There is a new generation of shoppers – a generation whose expectations of in-store shopping are based on their on-line shopping experience. However, a recent study conducted by Capgemini indicates that there is a disconnect between retail executive’s perceptions and that of the shopper; following are some highlights of the study.
In-store shopper expectations are high. They expect products to be in stock, to be able to price compare while they shop, to receive excellent service, to have delivery options and to be entertained while shopping. Net Promoter Score (NPS) is a metric that indicates the likelihood that a customer will recommend a product/store/service to a friend or colleague. In this study, in-store customers gave very low Net Promoter Scores for the stores they shopped, and the younger the shopper, the lower the score. While there were a variety of reasons for dissatisfaction, 66 percent of customers cited ‘long queues at checkout counters’ as their main frustration. Across all retail segments surveyed, retail executives gave much higher NPS scores than those of the shopper. In grocery, for example, executives’ NPS scores averaged 32 and shoppers 14. Over half of the executives surveyed acknowledged that they were moving slower than they liked to make needed changes, but also indicated that they were wary of fully implementing technical and operational initiatives without a proven ROI.

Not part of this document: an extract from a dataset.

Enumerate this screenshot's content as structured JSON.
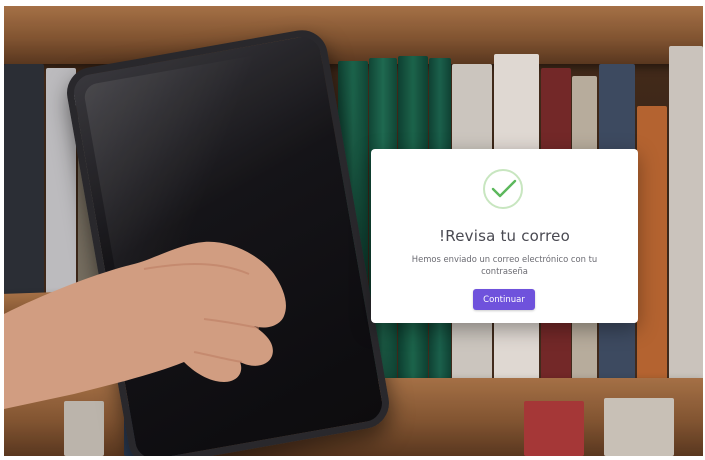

This study isn’t the only one to indicate customers’ continued dissatisfaction with long lines. According to the American Customer Satisfaction Index (ACSI) 2016 Retail Report, customers continue to give their lowest satisfaction ratings to the ‘speed of the checkout process’. To meet the new shopper’s expectations requires both data-driven technology and a focus on operational initiatives. Meeting these high consumer expectations is a huge challenge for bricks and mortar stores. One aspect of that challenge is making the checkout process fast and efficient for in-store shoppers. Grocery giant Kroger is an example of a retailer that focused on improving the customer experience in their stores. The Irisys Queue Intelligence System was a key element of their ‘Customer First’ strategy and helped them to significantly reduce wait time at checkout, increase customer loyalty and increase sales. To learn more about the Kroger project click here.
The Irisys Queue Intelligence System is designed to use the data from your store to optimize check-out labor, provide 24-hour monitoring and reporting of your store’s check-out service, and provide tools to help meet your front-end service goals. For information about the how the Irisys Queue Intelligence System can improve labor utilization in your store and save your customers time, contact us at firstname.lastname@example.org